Quest/77, a glossy, six-times-a-year magazine costing $2 an issue, began publication last month. “Its charter is the pursuit of excellence,” the editors announced in a prologue, “the search for the fully lived life, yours as well as mine.” Quest/77 is put out by the Ambassador International Cultural Foundation, yet there is no hint that the money behind the foundation comes from a religious sect that believes the end of the contemporary world is due in three or four decades. It last predicted such a catastrophe would occur on January 7, 1972.

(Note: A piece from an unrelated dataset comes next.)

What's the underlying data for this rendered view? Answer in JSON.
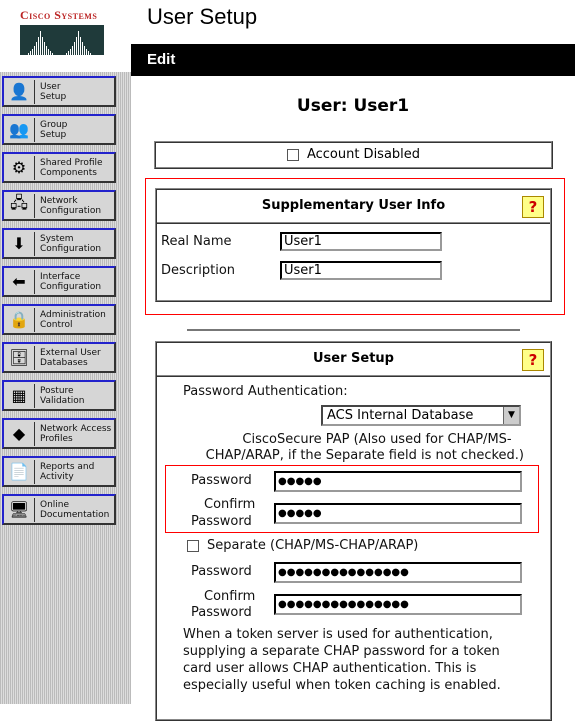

The sect is the $100 million Worldwide Church of God, whose leader, Garner Ted Armstrong, seems undiscouraged by confusion over the timing of the Apocalypse. The extension, among other benefits, allows him to continue to spread his word, primarily through The World Tomorrow TV and radio shows.
Armstrong, 47, calls most televised religion “the Sunday morning comedy hour” and “totally commercial.” Broadcasting from lavish studios, the silver-haired Armstrong mixes science and scripture with frequent right-wing observations on secular matters. He never makes on-air pleas for money. Nonetheless, the public gets the message. They contribute to the average $1 million a week that flows into Armstrong’s Pasadena headquarters.
The 75,000 church members are asked to donate up to 30 percent of their income while adhering to the doctrines set forth in 1934 by Armstrong’s father, Herbert, a former advertising man. Garner Ted is credited with liberalizing the church’s canons against divorce and lifting a ban on medical care. But because the church interprets the Bible literally, Christmas and Easter continue to be shunned as pagan holidays.
“We’re accused by detractors of having a hodgepodge,” says Armstrong. “But where does the membership come from if it’s all that weird?” He has a point. Contributions support the 1,450-student Ambassador College, which hopes to win accreditation this year, a reported $23 million onyx-walled concert auditorium (where the likes of Arthur Rubinstein have performed), an IBM computer(which keeps tabs on members) and two jets (which Armstrong himself sometimes flies).
Armstrong is indisputably the organization’s major asset. Growing up in Eugene, Ore., he says, “I wasn’t at all religious. I loved the Coke-and-can-teen double date and the old ’36 Ford.” But he enrolled in his dad’s college in 1952, began studying the Bible and took his father’s place on the air by 1957. Married in 1953, he has three sons: Mark, 22, David, 21, and Matt, 20. The two younger boys are “profoundly deaf,” says Dad, “but they’re perfectly normal and intelligent.”
Armstrong’s value to the church became apparent in 1972 when his father, now 84, banished him from the air-waves. Four months later, with revenues down a reported 40 percent, Garner Ted was reinstated. One hypothesis for Herbert’s action was suggested later by the resignation of six ministers after charging Garner Ted with adultery. Armstrong reportedly told one dissident, “All great men God uses for great purposes are men of great passions.”
Armstrong’s home in Pasadena contains landscapes painted by him and a collection of rifles and trophies. He says he would like to be a guide, “showing someone how to knock off an antelope in Wyoming or a bear in Kodiak.” He also writes songs (e.g., Where Oh Where in the Halls of Fame Is the Place To Find a Workingman’s Name?) and is considering putting out an album featuring his own voice.
Armstrong believes he was chosen to preach his doomsday gospel, and the thought is not entirely comforting. “If there weren’t any prophecies in the Bible that talk about the potential destruction of America, I don’t know whether I’d be a news anchorman, a pilot or what—but I wouldn’t be an evangelist.”